Look through the material below and show every line with the word "Currently".

== Exercise input ==
= Beginning of Section =
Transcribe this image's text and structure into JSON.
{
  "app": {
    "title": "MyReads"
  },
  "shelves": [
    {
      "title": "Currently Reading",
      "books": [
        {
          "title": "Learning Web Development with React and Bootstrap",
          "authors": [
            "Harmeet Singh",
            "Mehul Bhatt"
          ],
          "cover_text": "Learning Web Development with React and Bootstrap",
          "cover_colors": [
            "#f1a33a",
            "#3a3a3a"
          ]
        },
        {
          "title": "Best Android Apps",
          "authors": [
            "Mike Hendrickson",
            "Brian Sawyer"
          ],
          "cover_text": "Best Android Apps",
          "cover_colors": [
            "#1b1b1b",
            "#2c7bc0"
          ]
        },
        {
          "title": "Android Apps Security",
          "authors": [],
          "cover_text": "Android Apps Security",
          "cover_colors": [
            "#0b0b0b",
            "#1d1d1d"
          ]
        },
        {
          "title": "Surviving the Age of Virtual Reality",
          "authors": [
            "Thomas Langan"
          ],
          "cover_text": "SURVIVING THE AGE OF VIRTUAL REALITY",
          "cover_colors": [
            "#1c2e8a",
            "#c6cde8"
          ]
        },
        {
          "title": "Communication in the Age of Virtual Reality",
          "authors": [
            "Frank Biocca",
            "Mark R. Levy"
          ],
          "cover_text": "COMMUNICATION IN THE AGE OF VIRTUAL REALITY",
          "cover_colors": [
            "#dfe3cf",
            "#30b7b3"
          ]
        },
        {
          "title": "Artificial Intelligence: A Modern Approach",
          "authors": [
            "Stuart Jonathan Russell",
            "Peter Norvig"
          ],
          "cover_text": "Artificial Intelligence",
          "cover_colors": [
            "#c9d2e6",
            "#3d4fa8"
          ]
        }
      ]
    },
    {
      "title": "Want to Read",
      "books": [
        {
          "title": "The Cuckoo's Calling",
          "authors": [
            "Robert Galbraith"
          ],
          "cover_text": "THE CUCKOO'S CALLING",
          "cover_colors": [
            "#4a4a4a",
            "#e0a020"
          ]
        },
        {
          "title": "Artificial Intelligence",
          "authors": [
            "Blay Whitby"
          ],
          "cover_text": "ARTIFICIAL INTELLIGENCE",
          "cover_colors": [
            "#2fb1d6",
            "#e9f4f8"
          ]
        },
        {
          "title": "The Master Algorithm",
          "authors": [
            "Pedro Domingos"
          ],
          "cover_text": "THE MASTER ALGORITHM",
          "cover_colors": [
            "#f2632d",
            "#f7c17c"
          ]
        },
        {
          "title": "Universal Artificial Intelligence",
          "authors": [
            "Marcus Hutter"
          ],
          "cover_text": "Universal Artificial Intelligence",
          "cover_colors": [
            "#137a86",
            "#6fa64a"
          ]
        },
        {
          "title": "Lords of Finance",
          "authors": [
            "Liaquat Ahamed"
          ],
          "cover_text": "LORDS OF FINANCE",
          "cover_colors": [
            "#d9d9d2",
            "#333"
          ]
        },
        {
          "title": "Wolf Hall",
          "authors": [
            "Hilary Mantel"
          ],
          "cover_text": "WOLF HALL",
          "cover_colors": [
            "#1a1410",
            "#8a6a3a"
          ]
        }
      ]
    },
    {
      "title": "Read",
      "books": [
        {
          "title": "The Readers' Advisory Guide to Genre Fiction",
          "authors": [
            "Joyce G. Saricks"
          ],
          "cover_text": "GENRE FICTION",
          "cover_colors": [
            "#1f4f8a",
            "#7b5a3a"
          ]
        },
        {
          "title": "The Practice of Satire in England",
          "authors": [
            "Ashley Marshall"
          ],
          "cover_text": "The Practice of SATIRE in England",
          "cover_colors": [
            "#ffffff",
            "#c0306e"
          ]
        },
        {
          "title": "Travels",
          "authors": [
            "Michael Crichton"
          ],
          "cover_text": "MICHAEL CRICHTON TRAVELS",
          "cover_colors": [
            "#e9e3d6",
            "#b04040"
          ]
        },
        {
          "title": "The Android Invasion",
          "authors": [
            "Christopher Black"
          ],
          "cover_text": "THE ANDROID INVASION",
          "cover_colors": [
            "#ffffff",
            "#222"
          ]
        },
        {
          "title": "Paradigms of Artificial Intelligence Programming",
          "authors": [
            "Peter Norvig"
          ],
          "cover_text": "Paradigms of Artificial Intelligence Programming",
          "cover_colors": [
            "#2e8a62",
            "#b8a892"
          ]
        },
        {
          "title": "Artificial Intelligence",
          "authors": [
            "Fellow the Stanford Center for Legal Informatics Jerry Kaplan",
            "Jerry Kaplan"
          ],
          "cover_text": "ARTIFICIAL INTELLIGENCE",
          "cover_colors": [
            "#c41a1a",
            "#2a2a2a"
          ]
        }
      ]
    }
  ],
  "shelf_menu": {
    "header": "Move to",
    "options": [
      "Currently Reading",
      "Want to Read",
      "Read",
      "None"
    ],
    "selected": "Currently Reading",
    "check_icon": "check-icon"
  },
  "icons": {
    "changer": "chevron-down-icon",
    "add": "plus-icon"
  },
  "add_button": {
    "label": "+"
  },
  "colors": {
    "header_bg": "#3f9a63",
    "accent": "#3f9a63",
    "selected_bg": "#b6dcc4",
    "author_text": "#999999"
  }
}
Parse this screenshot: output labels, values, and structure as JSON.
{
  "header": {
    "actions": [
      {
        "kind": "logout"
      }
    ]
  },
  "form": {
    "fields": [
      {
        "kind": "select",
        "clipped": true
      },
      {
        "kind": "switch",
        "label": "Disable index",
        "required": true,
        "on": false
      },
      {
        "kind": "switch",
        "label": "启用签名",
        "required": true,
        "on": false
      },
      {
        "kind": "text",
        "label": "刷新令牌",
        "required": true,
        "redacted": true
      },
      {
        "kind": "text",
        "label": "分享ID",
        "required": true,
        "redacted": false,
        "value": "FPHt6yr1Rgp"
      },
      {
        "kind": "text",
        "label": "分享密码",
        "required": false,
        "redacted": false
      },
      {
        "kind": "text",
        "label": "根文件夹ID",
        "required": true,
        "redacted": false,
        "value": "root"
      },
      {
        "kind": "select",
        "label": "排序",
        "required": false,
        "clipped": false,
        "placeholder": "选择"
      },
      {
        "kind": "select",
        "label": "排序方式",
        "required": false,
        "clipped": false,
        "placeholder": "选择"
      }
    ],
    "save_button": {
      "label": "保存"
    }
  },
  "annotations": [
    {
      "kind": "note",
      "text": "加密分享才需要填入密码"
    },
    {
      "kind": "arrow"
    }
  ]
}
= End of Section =
== Response below ==
      "title": "Currently Reading",
      "Currently Reading",
    "selected": "Currently Reading",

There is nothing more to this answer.